[Interface dataset entries]
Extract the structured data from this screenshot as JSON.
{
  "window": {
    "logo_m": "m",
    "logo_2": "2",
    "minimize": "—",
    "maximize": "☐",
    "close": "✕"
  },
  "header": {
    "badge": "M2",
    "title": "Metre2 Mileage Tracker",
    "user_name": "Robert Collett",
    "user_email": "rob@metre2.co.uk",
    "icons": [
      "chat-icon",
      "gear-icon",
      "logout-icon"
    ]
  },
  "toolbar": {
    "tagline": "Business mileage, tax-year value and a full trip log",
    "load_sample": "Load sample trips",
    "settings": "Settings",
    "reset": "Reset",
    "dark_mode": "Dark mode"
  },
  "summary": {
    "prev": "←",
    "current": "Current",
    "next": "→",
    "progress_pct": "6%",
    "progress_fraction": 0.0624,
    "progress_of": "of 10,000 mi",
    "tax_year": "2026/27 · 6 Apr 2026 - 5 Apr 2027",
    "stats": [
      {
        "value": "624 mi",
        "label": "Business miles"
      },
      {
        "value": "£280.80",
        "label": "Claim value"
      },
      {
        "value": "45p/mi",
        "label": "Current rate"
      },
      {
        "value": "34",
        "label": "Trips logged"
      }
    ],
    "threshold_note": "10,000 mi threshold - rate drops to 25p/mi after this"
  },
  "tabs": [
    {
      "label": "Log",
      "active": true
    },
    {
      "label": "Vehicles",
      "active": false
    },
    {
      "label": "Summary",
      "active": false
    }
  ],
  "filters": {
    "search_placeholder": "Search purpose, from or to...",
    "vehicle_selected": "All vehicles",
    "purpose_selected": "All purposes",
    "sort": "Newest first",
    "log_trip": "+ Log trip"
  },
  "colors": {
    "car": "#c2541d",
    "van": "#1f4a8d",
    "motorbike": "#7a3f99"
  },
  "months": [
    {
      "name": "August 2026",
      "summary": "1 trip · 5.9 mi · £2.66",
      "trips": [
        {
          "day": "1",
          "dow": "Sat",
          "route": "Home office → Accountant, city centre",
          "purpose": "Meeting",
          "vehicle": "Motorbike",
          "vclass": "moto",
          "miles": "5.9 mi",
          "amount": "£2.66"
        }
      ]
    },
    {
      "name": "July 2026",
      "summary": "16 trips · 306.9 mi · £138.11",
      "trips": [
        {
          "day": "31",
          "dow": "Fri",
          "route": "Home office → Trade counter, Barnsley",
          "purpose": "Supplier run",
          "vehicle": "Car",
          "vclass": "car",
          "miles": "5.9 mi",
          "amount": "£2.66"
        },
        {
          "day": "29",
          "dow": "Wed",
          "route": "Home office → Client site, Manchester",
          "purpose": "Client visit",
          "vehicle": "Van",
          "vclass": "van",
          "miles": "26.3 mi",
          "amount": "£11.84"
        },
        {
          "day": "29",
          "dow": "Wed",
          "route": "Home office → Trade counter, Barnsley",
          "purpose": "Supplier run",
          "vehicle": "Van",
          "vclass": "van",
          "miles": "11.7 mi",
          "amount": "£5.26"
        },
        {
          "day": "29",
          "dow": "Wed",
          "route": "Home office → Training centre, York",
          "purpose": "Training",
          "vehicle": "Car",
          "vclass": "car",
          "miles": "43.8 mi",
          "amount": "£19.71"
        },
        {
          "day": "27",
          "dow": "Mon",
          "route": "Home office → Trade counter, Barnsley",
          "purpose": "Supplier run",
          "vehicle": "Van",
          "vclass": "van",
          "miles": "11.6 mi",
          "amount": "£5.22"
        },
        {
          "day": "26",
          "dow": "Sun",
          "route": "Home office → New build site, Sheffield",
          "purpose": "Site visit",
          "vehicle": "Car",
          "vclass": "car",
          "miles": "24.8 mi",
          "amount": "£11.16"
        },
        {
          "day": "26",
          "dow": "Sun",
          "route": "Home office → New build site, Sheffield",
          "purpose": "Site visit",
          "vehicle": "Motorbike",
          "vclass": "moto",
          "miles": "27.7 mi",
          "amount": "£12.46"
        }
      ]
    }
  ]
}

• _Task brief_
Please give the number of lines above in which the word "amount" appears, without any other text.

• _Final answer_
8